Page and application data records
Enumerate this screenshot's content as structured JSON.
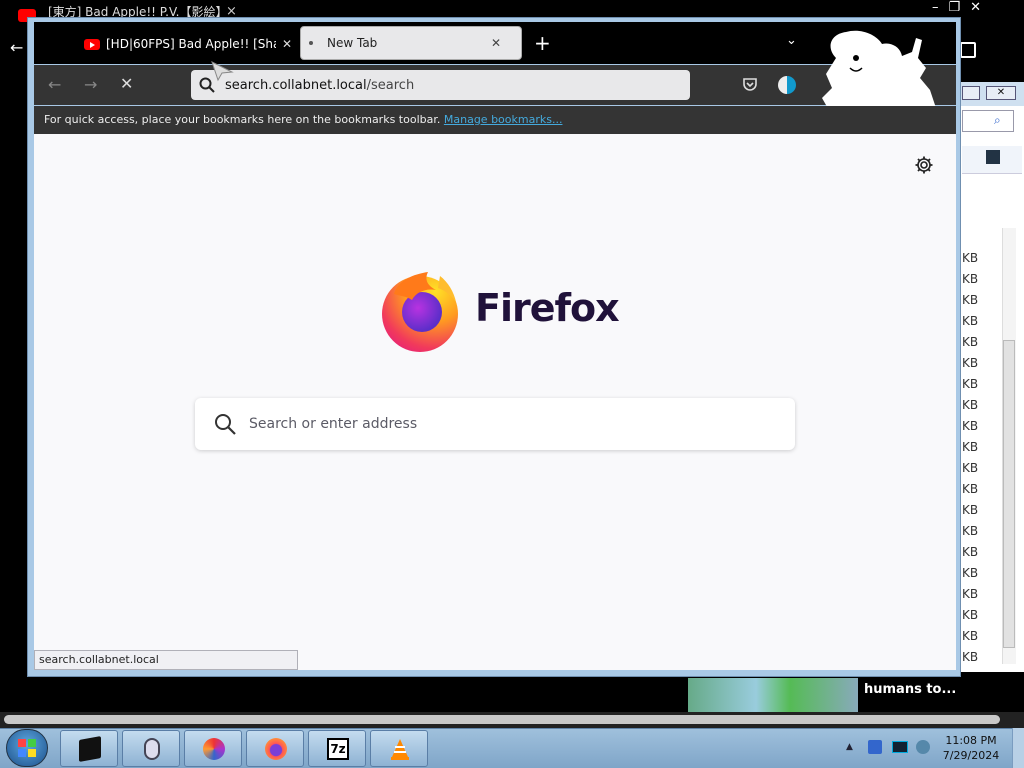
{
  "background_window": {
    "tab_title": "[東方] Bad Apple!! P.V.【影絵】",
    "close_glyph": "×",
    "window_controls": [
      "–",
      "❐",
      "✕"
    ],
    "back_glyph": "←",
    "video_title": "humans to..."
  },
  "explorer_window": {
    "close_glyph": "✕",
    "search_glyph": "⌕",
    "size_unit_cells": [
      "KB",
      "KB",
      "KB",
      "KB",
      "KB",
      "KB",
      "KB",
      "KB",
      "KB",
      "KB",
      "KB",
      "KB",
      "KB",
      "KB",
      "KB",
      "KB",
      "KB",
      "KB",
      "KB",
      "KB"
    ]
  },
  "browser": {
    "tabs": [
      {
        "label": "[HD|60FPS] Bad Apple!! [Shadow",
        "close": "✕",
        "active": false
      },
      {
        "label": "New Tab",
        "close": "✕",
        "active": true
      }
    ],
    "new_tab_glyph": "+",
    "tab_list_glyph": "⌄",
    "window_controls": {
      "minimize": "▁",
      "maximize": "▢",
      "close": "✕"
    },
    "nav": {
      "back": "←",
      "forward": "→",
      "stop": "✕"
    },
    "url": {
      "host": "search.collabnet.local",
      "path": "/search"
    },
    "ublock_label": "uO",
    "bookmarks_bar": {
      "message": "For quick access, place your bookmarks here on the bookmarks toolbar.",
      "link": "Manage bookmarks..."
    },
    "content": {
      "wordmark": "Firefox",
      "search_placeholder": "Search or enter address"
    },
    "status_text": "search.collabnet.local"
  },
  "taskbar": {
    "time": "11:08 PM",
    "date": "7/29/2024",
    "tray_up": "▲",
    "apps": [
      "terminal-icon",
      "mouse-icon",
      "thunderbird-icon",
      "firefox-icon",
      "7zip-icon",
      "vlc-icon"
    ],
    "sevenzip_label": "7z"
  },
  "colors": {
    "tabbar_bg": "#000000",
    "toolbar_bg": "#343434",
    "content_bg": "#f9f9fb",
    "link": "#44aadd",
    "taskbar": "#8eb2d3"
  }
}
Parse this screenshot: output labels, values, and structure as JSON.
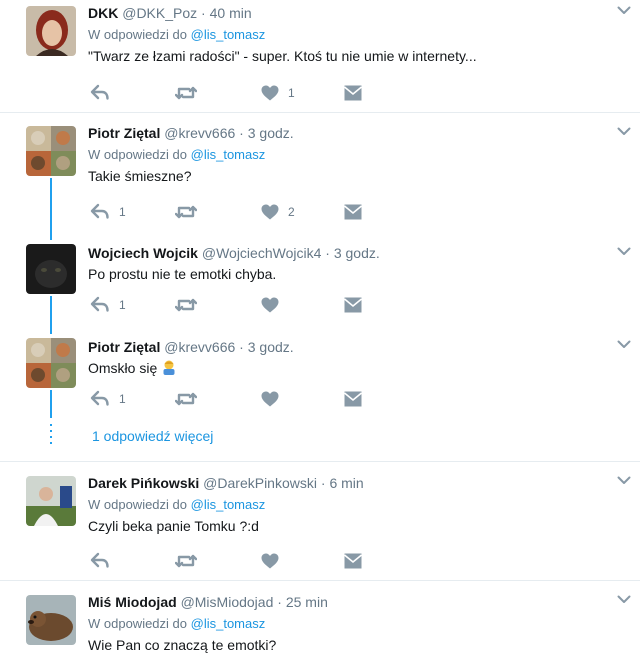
{
  "colors": {
    "link": "#1b95e0",
    "thread": "#20a0ee",
    "muted": "#657786",
    "icon": "#8899a6"
  },
  "icons": {
    "reply": "reply-icon",
    "retweet": "retweet-icon",
    "like": "heart-icon",
    "dm": "envelope-icon",
    "menu": "chevron-down-icon"
  },
  "tweets": [
    {
      "name": "DKK",
      "handle": "@DKK_Poz",
      "time": "40 min",
      "reply_prefix": "W odpowiedzi do",
      "reply_to": "@lis_tomasz",
      "text": "\"Twarz ze łzami radości\" - super. Ktoś tu nie umie w internety...",
      "reply_count": "",
      "retweet_count": "",
      "like_count": "1"
    },
    {
      "name": "Piotr Ziętal",
      "handle": "@krevv666",
      "time": "3 godz.",
      "reply_prefix": "W odpowiedzi do",
      "reply_to": "@lis_tomasz",
      "text": "Takie śmieszne?",
      "reply_count": "1",
      "retweet_count": "",
      "like_count": "2"
    },
    {
      "name": "Wojciech Wojcik",
      "handle": "@WojciechWojcik4",
      "time": "3 godz.",
      "text": "Po prostu nie te emotki chyba.",
      "reply_count": "1",
      "retweet_count": "",
      "like_count": ""
    },
    {
      "name": "Piotr Ziętal",
      "handle": "@krevv666",
      "time": "3 godz.",
      "text": "Omskło się",
      "reply_count": "1",
      "retweet_count": "",
      "like_count": ""
    },
    {
      "name": "Darek Pińkowski",
      "handle": "@DarekPinkowski",
      "time": "6 min",
      "reply_prefix": "W odpowiedzi do",
      "reply_to": "@lis_tomasz",
      "text": "Czyli beka panie Tomku ?:d",
      "reply_count": "",
      "retweet_count": "",
      "like_count": ""
    },
    {
      "name": "Miś Miodojad",
      "handle": "@MisMiodojad",
      "time": "25 min",
      "reply_prefix": "W odpowiedzi do",
      "reply_to": "@lis_tomasz",
      "text": "Wie Pan co znaczą te emotki?"
    }
  ],
  "thread": {
    "more_replies": "1 odpowiedź więcej"
  },
  "separator": "·"
}
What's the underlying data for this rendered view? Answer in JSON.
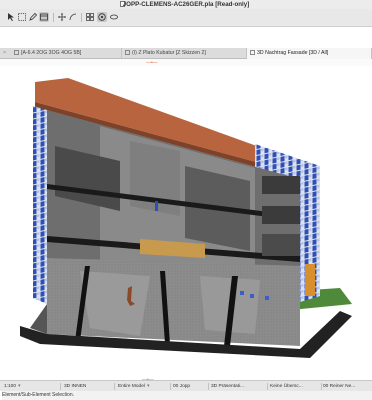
{
  "window": {
    "title": "JOPP-CLEMENS-AC26GER.pla [Read-only]"
  },
  "tabs": [
    {
      "label": "[A-6.4 2OG 3OG 4OG 5B]"
    },
    {
      "label": "(I) Z Plato Kubatur [Z Skizzen 2]"
    },
    {
      "label": "3D Nachtrag Fassade [3D / All]",
      "active": true
    }
  ],
  "statusbar": {
    "scale": "1:100",
    "view": "3D INNEN",
    "model": "Entire Model",
    "layer": "00 Jopp",
    "presentation": "3D Präsentati...",
    "override": "Keine Übersc...",
    "renovation": "00 Reiner Ne..."
  },
  "hint": "Element/Sub-Element Selection.",
  "colors": {
    "roof": "#b8653f",
    "glass_blue": "#2f4fb8",
    "grass": "#4f8a3b",
    "wood": "#c79a4e",
    "orange_panel": "#d8902e"
  }
}
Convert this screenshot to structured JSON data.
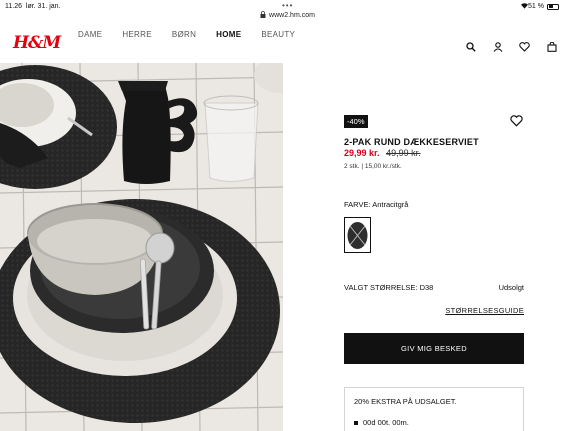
{
  "status_bar": {
    "time": "11.26",
    "date": "lør. 31. jan.",
    "battery": "51 %",
    "battery_level": 0.51,
    "url": "www2.hm.com"
  },
  "header": {
    "logo": "H&M",
    "brand_color": "#e50010",
    "nav": [
      {
        "label": "DAME",
        "active": false
      },
      {
        "label": "HERRE",
        "active": false
      },
      {
        "label": "BØRN",
        "active": false
      },
      {
        "label": "HOME",
        "active": true
      },
      {
        "label": "BEAUTY",
        "active": false
      }
    ],
    "icons": [
      "search-icon",
      "account-icon",
      "favorites-icon",
      "bag-icon"
    ]
  },
  "product": {
    "discount_badge": "-40%",
    "title": "2-PAK RUND DÆKKESERVIET",
    "price_sale": "29,99 kr.",
    "price_old": "49,99 kr.",
    "sale_color": "#d6001c",
    "unit_info": "2 stk. | 15,00 kr./stk.",
    "color_label": "FARVE: Antracitgrå",
    "size_label": "VALGT STØRRELSE: D38",
    "availability": "Udsolgt",
    "size_guide": "STØRRELSESGUIDE",
    "notify_button": "GIV MIG BESKED"
  },
  "promo": {
    "title": "20% EKSTRA PÅ UDSALGET.",
    "countdown": "00d 00t. 00m."
  }
}
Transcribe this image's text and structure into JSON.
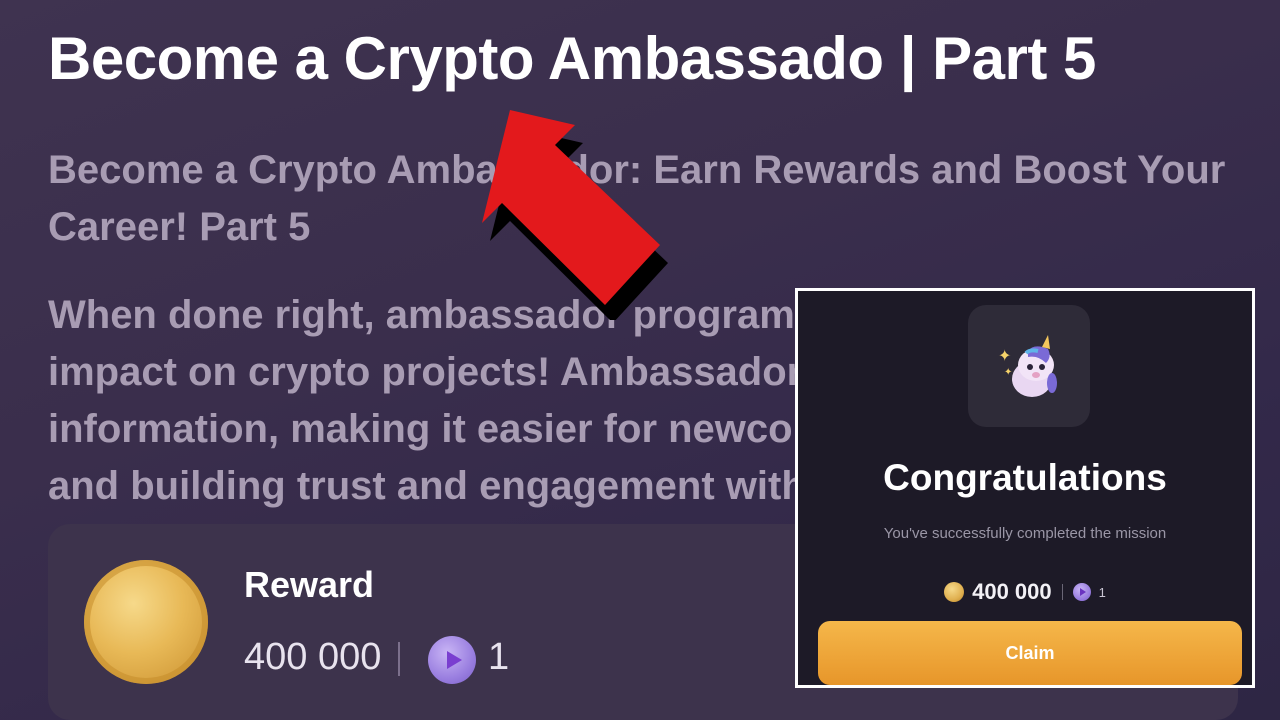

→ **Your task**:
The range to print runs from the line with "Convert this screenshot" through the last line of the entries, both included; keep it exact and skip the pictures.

→ **Written solution**:
Convert this screenshot to structured JSON data.
{
  "status_bar": {
    "time": "11.26",
    "date": "lør. 31. jan.",
    "battery": "51 %",
    "battery_level": 0.51,
    "url": "www2.hm.com"
  },
  "header": {
    "logo": "H&M",
    "brand_color": "#e50010",
    "nav": [
      {
        "label": "DAME",
        "active": false
      },
      {
        "label": "HERRE",
        "active": false
      },
      {
        "label": "BØRN",
        "active": false
      },
      {
        "label": "HOME",
        "active": true
      },
      {
        "label": "BEAUTY",
        "active": false
      }
    ],
    "icons": [
      "search-icon",
      "account-icon",
      "favorites-icon",
      "bag-icon"
    ]
  },
  "product": {
    "discount_badge": "-40%",
    "title": "2-PAK RUND DÆKKESERVIET",
    "price_sale": "29,99 kr.",
    "price_old": "49,99 kr.",
    "sale_color": "#d6001c",
    "unit_info": "2 stk. | 15,00 kr./stk.",
    "color_label": "FARVE: Antracitgrå",
    "size_label": "VALGT STØRRELSE: D38",
    "availability": "Udsolgt",
    "size_guide": "STØRRELSESGUIDE",
    "notify_button": "GIV MIG BESKED"
  },
  "promo": {
    "title": "20% EKSTRA PÅ UDSALGET.",
    "countdown": "00d 00t. 00m."
  }
}
Transcribe this image's text and structure into JSON.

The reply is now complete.